In a report published in Lancet Oncology, cancer researchers outlined a new model for cancer drug discovery and development focused on increased data sharing and collaboration, as well as a major focus on expanding patient access to clinical trials. The report also focuses on expanding cancer care to underserved groups, including children, minorities and cancer survivors.
It follows an announcement earlier this month in which the Trump administration threw its support behind a public-private partnership with 11 drug companies to advance cancer immunotherapies, a new class of drugs that uses the body’s immune system to fight cancer.

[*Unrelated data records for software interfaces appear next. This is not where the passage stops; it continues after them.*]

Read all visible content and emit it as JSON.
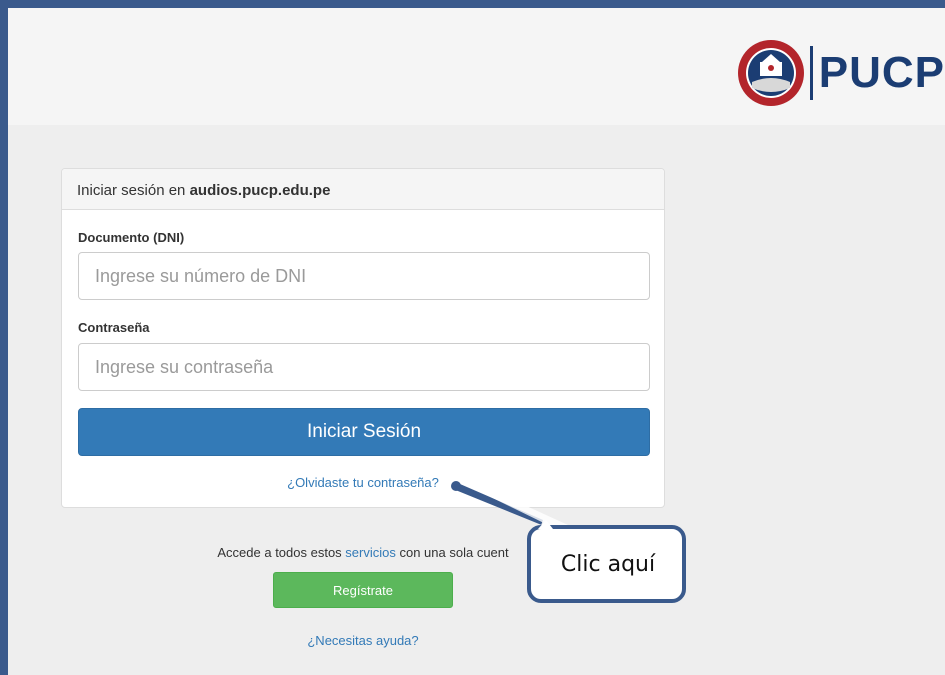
{
  "header": {
    "brand": "PUCP",
    "seal_motto": "ET LUX IN TENEBRIS LUCET",
    "seal_year": "MCMXVII"
  },
  "login": {
    "heading_prefix": "Iniciar sesión en ",
    "heading_site": "audios.pucp.edu.pe",
    "dni_label": "Documento (DNI)",
    "dni_placeholder": "Ingrese su número de DNI",
    "password_label": "Contraseña",
    "password_placeholder": "Ingrese su contraseña",
    "submit_label": "Iniciar Sesión",
    "forgot_link": "¿Olvidaste tu contraseña?"
  },
  "footer": {
    "services_prefix": "Accede a todos estos ",
    "services_link": "servicios",
    "services_suffix": " con una sola cuent",
    "register_label": "Regístrate",
    "help_link": "¿Necesitas ayuda?"
  },
  "callout": {
    "text": "Clic aquí"
  },
  "colors": {
    "primary": "#337ab7",
    "success": "#5cb85c",
    "brand": "#1b3d73",
    "frame": "#3a5a8c"
  }
}
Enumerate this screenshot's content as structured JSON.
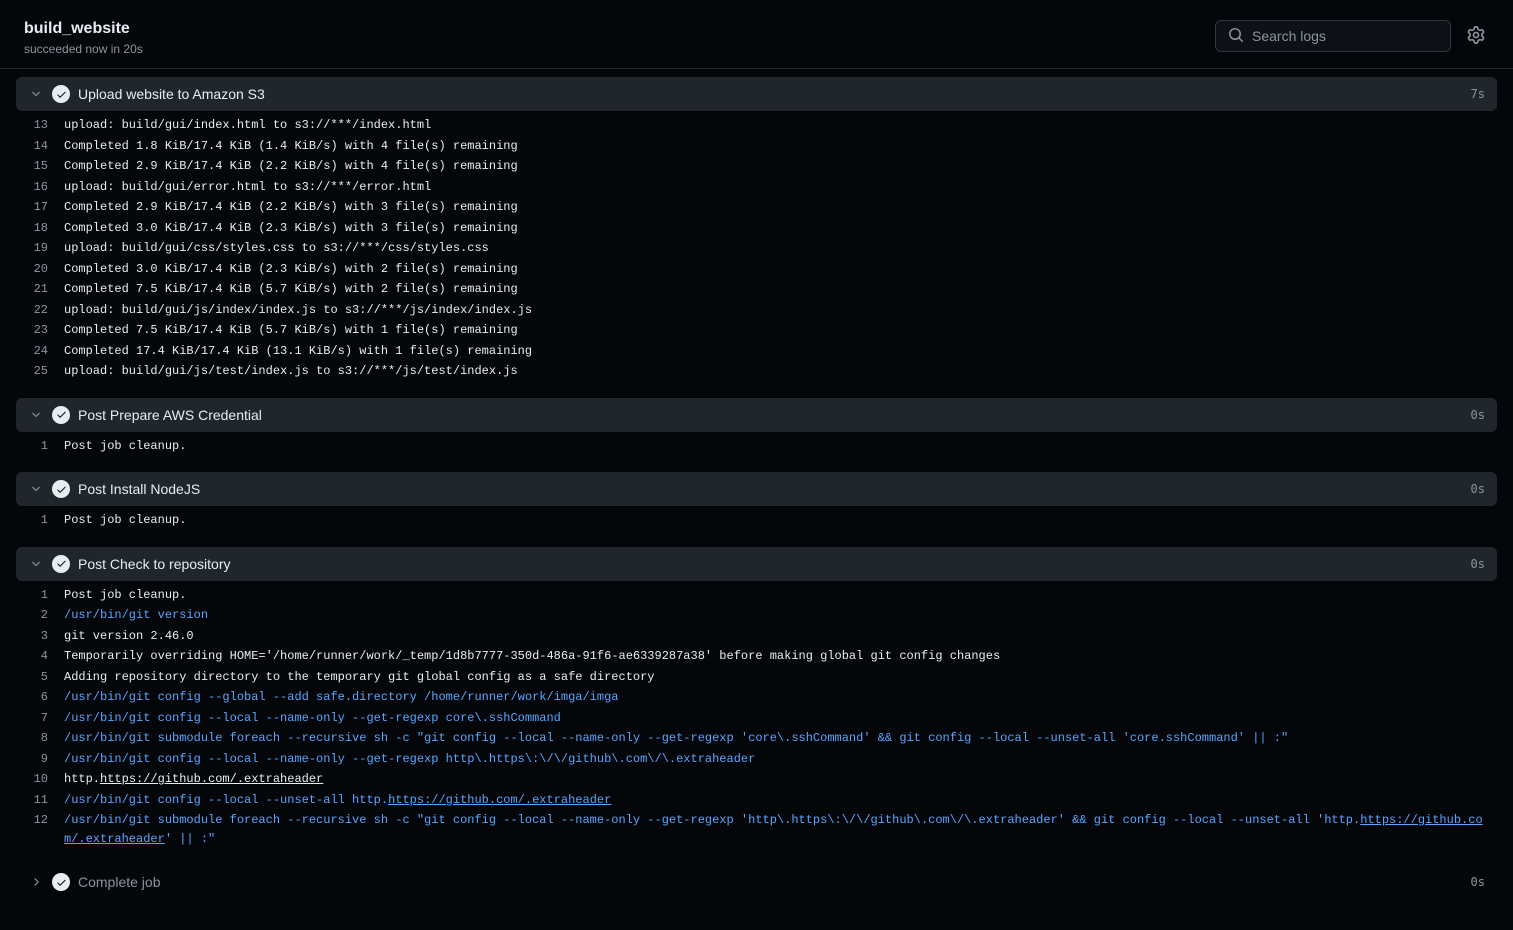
{
  "header": {
    "title": "build_website",
    "subtitle": "succeeded now in 20s",
    "search_placeholder": "Search logs"
  },
  "steps": [
    {
      "title": "Upload website to Amazon S3",
      "time": "7s",
      "expanded": true,
      "lines": [
        {
          "no": 13,
          "type": "plain",
          "text": "upload: build/gui/index.html to s3://***/index.html"
        },
        {
          "no": 14,
          "type": "plain",
          "text": "Completed 1.8 KiB/17.4 KiB (1.4 KiB/s) with 4 file(s) remaining"
        },
        {
          "no": 15,
          "type": "plain",
          "text": "Completed 2.9 KiB/17.4 KiB (2.2 KiB/s) with 4 file(s) remaining"
        },
        {
          "no": 16,
          "type": "plain",
          "text": "upload: build/gui/error.html to s3://***/error.html"
        },
        {
          "no": 17,
          "type": "plain",
          "text": "Completed 2.9 KiB/17.4 KiB (2.2 KiB/s) with 3 file(s) remaining"
        },
        {
          "no": 18,
          "type": "plain",
          "text": "Completed 3.0 KiB/17.4 KiB (2.3 KiB/s) with 3 file(s) remaining"
        },
        {
          "no": 19,
          "type": "plain",
          "text": "upload: build/gui/css/styles.css to s3://***/css/styles.css"
        },
        {
          "no": 20,
          "type": "plain",
          "text": "Completed 3.0 KiB/17.4 KiB (2.3 KiB/s) with 2 file(s) remaining"
        },
        {
          "no": 21,
          "type": "plain",
          "text": "Completed 7.5 KiB/17.4 KiB (5.7 KiB/s) with 2 file(s) remaining"
        },
        {
          "no": 22,
          "type": "plain",
          "text": "upload: build/gui/js/index/index.js to s3://***/js/index/index.js"
        },
        {
          "no": 23,
          "type": "plain",
          "text": "Completed 7.5 KiB/17.4 KiB (5.7 KiB/s) with 1 file(s) remaining"
        },
        {
          "no": 24,
          "type": "plain",
          "text": "Completed 17.4 KiB/17.4 KiB (13.1 KiB/s) with 1 file(s) remaining"
        },
        {
          "no": 25,
          "type": "plain",
          "text": "upload: build/gui/js/test/index.js to s3://***/js/test/index.js"
        }
      ]
    },
    {
      "title": "Post Prepare AWS Credential",
      "time": "0s",
      "expanded": true,
      "lines": [
        {
          "no": 1,
          "type": "plain",
          "text": "Post job cleanup."
        }
      ]
    },
    {
      "title": "Post Install NodeJS",
      "time": "0s",
      "expanded": true,
      "lines": [
        {
          "no": 1,
          "type": "plain",
          "text": "Post job cleanup."
        }
      ]
    },
    {
      "title": "Post Check to repository",
      "time": "0s",
      "expanded": true,
      "lines": [
        {
          "no": 1,
          "type": "plain",
          "text": "Post job cleanup."
        },
        {
          "no": 2,
          "type": "cmd",
          "text": "/usr/bin/git version"
        },
        {
          "no": 3,
          "type": "plain",
          "text": "git version 2.46.0"
        },
        {
          "no": 4,
          "type": "plain",
          "text": "Temporarily overriding HOME='/home/runner/work/_temp/1d8b7777-350d-486a-91f6-ae6339287a38' before making global git config changes"
        },
        {
          "no": 5,
          "type": "plain",
          "text": "Adding repository directory to the temporary git global config as a safe directory"
        },
        {
          "no": 6,
          "type": "cmd",
          "text": "/usr/bin/git config --global --add safe.directory /home/runner/work/imga/imga"
        },
        {
          "no": 7,
          "type": "cmd",
          "text": "/usr/bin/git config --local --name-only --get-regexp core\\.sshCommand"
        },
        {
          "no": 8,
          "type": "cmd",
          "text": "/usr/bin/git submodule foreach --recursive sh -c \"git config --local --name-only --get-regexp 'core\\.sshCommand' && git config --local --unset-all 'core.sshCommand' || :\""
        },
        {
          "no": 9,
          "type": "cmd",
          "text": "/usr/bin/git config --local --name-only --get-regexp http\\.https\\:\\/\\/github\\.com\\/\\.extraheader"
        },
        {
          "no": 10,
          "type": "plain",
          "segments": [
            {
              "t": "http."
            },
            {
              "t": "https://github.com/.extraheader",
              "link": true
            }
          ]
        },
        {
          "no": 11,
          "type": "cmd",
          "segments": [
            {
              "t": "/usr/bin/git config --local --unset-all http."
            },
            {
              "t": "https://github.com/.extraheader",
              "link": true
            }
          ]
        },
        {
          "no": 12,
          "type": "cmd",
          "segments": [
            {
              "t": "/usr/bin/git submodule foreach --recursive sh -c \"git config --local --name-only --get-regexp 'http\\.https\\:\\/\\/github\\.com\\/\\.extraheader' && git config --local --unset-all 'http."
            },
            {
              "t": "https://github.com/.extraheader",
              "link": true
            },
            {
              "t": "' || :\""
            }
          ]
        }
      ]
    },
    {
      "title": "Complete job",
      "time": "0s",
      "expanded": false,
      "lines": []
    }
  ]
}
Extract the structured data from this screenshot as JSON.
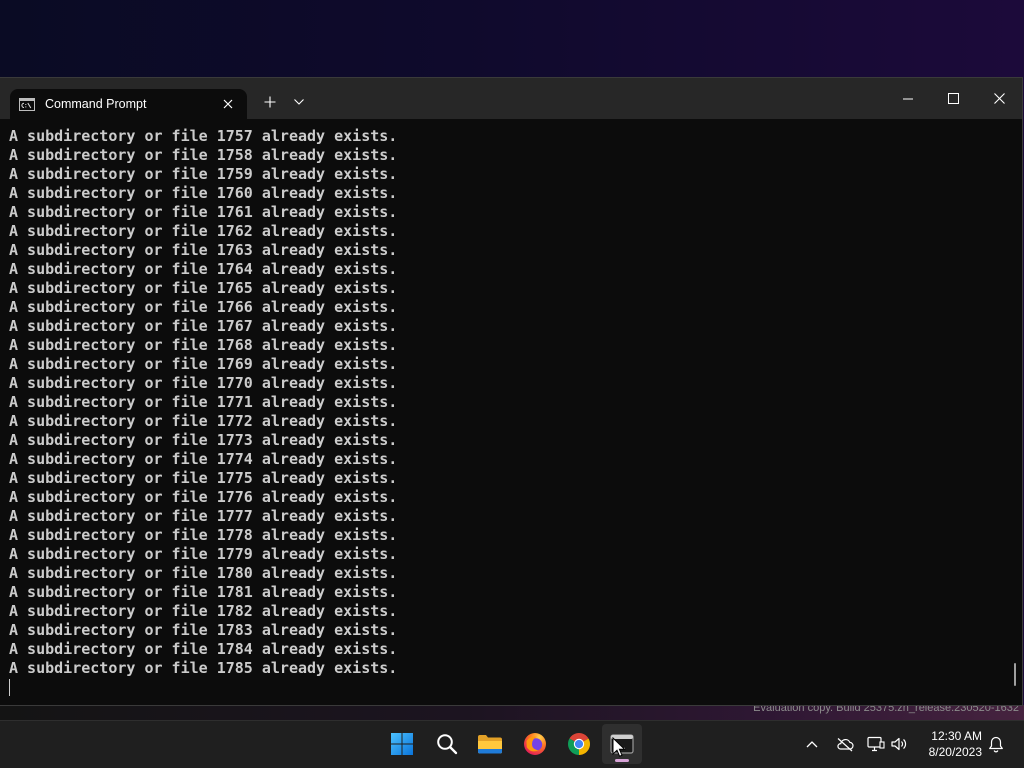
{
  "window": {
    "tab": {
      "title": "Command Prompt",
      "icon": "cmd-icon",
      "close_icon": "close-tab-icon"
    },
    "new_tab_icon": "plus-icon",
    "dropdown_icon": "chevron-down-icon",
    "controls": [
      "minimize-icon",
      "maximize-icon",
      "close-icon"
    ]
  },
  "console": {
    "lines": [
      "A subdirectory or file 1757 already exists.",
      "A subdirectory or file 1758 already exists.",
      "A subdirectory or file 1759 already exists.",
      "A subdirectory or file 1760 already exists.",
      "A subdirectory or file 1761 already exists.",
      "A subdirectory or file 1762 already exists.",
      "A subdirectory or file 1763 already exists.",
      "A subdirectory or file 1764 already exists.",
      "A subdirectory or file 1765 already exists.",
      "A subdirectory or file 1766 already exists.",
      "A subdirectory or file 1767 already exists.",
      "A subdirectory or file 1768 already exists.",
      "A subdirectory or file 1769 already exists.",
      "A subdirectory or file 1770 already exists.",
      "A subdirectory or file 1771 already exists.",
      "A subdirectory or file 1772 already exists.",
      "A subdirectory or file 1773 already exists.",
      "A subdirectory or file 1774 already exists.",
      "A subdirectory or file 1775 already exists.",
      "A subdirectory or file 1776 already exists.",
      "A subdirectory or file 1777 already exists.",
      "A subdirectory or file 1778 already exists.",
      "A subdirectory or file 1779 already exists.",
      "A subdirectory or file 1780 already exists.",
      "A subdirectory or file 1781 already exists.",
      "A subdirectory or file 1782 already exists.",
      "A subdirectory or file 1783 already exists.",
      "A subdirectory or file 1784 already exists.",
      "A subdirectory or file 1785 already exists."
    ]
  },
  "desktop": {
    "watermark": "Evaluation copy. Build 25375.zn_release.230520-1632"
  },
  "taskbar": {
    "pinned_icons": [
      "windows-logo-icon",
      "search-icon",
      "file-explorer-icon",
      "firefox-icon",
      "chrome-icon",
      "terminal-icon"
    ],
    "active_icon": "terminal-icon"
  },
  "tray": {
    "icons": [
      "chevron-up-icon",
      "onedrive-offline-icon",
      "network-icon",
      "volume-icon"
    ],
    "time": "12:30 AM",
    "date": "8/20/2023",
    "notification_icon": "notification-bell-icon"
  },
  "colors": {
    "console_bg": "#0c0c0c",
    "console_fg": "#cccccc",
    "tabbar_bg": "#272727",
    "taskbar_bg": "#1f1f1f",
    "active_indicator": "#d8a4d8"
  }
}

The five-year collaboration is part of the Cancer Moonshot Initiative, an Obama administration program led by former Vice President Joe Biden, whose son Beau died of brain cancer. The Cancer Moonshot aims to speed cancer research and make more treatments available to more patients, as well as to improve cancer detection and prevention.
The Lancet Oncology Commission on Future Research Priorities in the USA expands on the work released last year by the Cancer Moonshot’s Blue Ribbon Panel, which set priorities for the initiative.
The Lancet report sets out 13 priority areas, each with measurable goals and targets. The programs are intended to make the best use of the $2 billion in funding from the 21st Century Cures Act, passed in 2016, that is intended to accelerate cancer research.
In its report, the Lancet Oncology Commission stresses the need for studies of cancer drugs and how they perform after they are approved or how they work when used “off label” in indications for which they were not initially studied. Such studies could shed light on which treatments work best in which groups of patients.
To meet these ambitious goals, the commission recommends that researchers take advantage of technological advances, such as big data and genomics, to better understand the changes that take place before cancer begins.
To that end, the commission will develop a pre-cancer atlas to spot small changes in healthy tissue that signal the first signs of cancer, information that could lead to new screening and prevention strategies.
The report also urges the development of databases in which patients can enter their personal information for use by cancer researchers and get linked up with appropriate clinical trials.
Some 1.6 million Americans are diagnosed with cancer and 600,000 die from their disease each year.
Reporting by Julie Steenhuysen; Editing by Frances Kerry